More than half of the city’s high school students report being sexually active, according to the Centers for Disease Control’s 2013 Youth Risk Behavior Survey.
The good news is that more students are using some kind of birth control. Teen birth rates in the city dropped by a third between 2009 and 2013, the latest year for which figures are available, according to Maryland Department of Health and Mental Hygiene.
The bad news? The rate of 43 teen births per 1,000 girls in Baltimore is still 1.5 times higher than the national rate (26 per 1,000 girls) and twice as high as Maryland’s rate (19 per 1,000) . Worse, the data reveals major racial and ethnic disparities, according to the Baltimore City Health Department. While the rate for white teens is 23 per 1,000, the Hispanic teen birth rate is 65 per 1000 girls and among black teens it is 51 per 1000.
Those racial disparities persist—indeed, they’re amplified—when it comes to sexually transmitted infections (STIs), with African-American youth acquiring chlamydia and gonorrhea at a rate 15 times higher than their white peers in the city, according to the Baltimore City Health Department. And with HIV among 15- to 19-year-olds here, the overall rate is 43 cases per 100,000 youth but 100 cases per 100,000 among African-American teen males, according to the Health Department.

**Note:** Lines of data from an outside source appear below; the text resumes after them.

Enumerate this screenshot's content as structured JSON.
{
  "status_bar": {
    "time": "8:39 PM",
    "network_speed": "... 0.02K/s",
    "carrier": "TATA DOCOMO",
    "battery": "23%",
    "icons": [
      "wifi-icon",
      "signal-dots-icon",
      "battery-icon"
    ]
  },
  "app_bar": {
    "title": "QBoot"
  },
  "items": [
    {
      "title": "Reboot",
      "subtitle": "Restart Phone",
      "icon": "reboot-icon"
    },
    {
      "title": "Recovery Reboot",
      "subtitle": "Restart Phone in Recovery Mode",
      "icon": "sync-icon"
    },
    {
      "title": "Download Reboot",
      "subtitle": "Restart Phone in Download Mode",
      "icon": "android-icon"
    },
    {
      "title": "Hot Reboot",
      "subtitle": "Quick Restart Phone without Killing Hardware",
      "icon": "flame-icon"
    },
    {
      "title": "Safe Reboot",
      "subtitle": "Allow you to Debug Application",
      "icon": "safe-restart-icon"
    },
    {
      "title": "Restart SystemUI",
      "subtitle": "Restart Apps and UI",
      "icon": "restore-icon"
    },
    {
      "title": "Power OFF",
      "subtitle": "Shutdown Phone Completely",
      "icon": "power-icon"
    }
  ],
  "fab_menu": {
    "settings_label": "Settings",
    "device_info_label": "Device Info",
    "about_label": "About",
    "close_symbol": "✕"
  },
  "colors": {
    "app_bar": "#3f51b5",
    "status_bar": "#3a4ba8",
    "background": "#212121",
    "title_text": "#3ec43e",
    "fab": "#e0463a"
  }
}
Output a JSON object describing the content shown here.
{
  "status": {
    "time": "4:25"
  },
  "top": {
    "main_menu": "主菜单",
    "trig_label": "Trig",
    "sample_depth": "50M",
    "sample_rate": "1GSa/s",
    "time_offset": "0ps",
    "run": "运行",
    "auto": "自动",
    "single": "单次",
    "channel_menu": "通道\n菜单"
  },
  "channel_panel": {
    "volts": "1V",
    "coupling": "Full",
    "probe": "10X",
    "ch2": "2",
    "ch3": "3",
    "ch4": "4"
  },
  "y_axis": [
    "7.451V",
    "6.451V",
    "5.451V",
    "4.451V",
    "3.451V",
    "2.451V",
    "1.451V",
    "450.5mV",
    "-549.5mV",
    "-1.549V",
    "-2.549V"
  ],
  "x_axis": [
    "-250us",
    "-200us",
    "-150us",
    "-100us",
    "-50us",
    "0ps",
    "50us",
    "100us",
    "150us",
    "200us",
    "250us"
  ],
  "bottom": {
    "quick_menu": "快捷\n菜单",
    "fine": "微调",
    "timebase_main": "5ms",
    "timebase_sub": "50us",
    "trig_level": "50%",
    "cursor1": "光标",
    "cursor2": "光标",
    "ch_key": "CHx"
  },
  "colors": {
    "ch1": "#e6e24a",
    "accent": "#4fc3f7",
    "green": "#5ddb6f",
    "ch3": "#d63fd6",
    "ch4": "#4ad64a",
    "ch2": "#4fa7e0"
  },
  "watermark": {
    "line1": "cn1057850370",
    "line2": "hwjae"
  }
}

Condom use is sporadic. More than a third of Baltimore teens said that they didn’t use a condom the last time they had sex, according to the CDC’s 2013 youth survey; among LGBTQ students, 60 percent didn’t use a condom.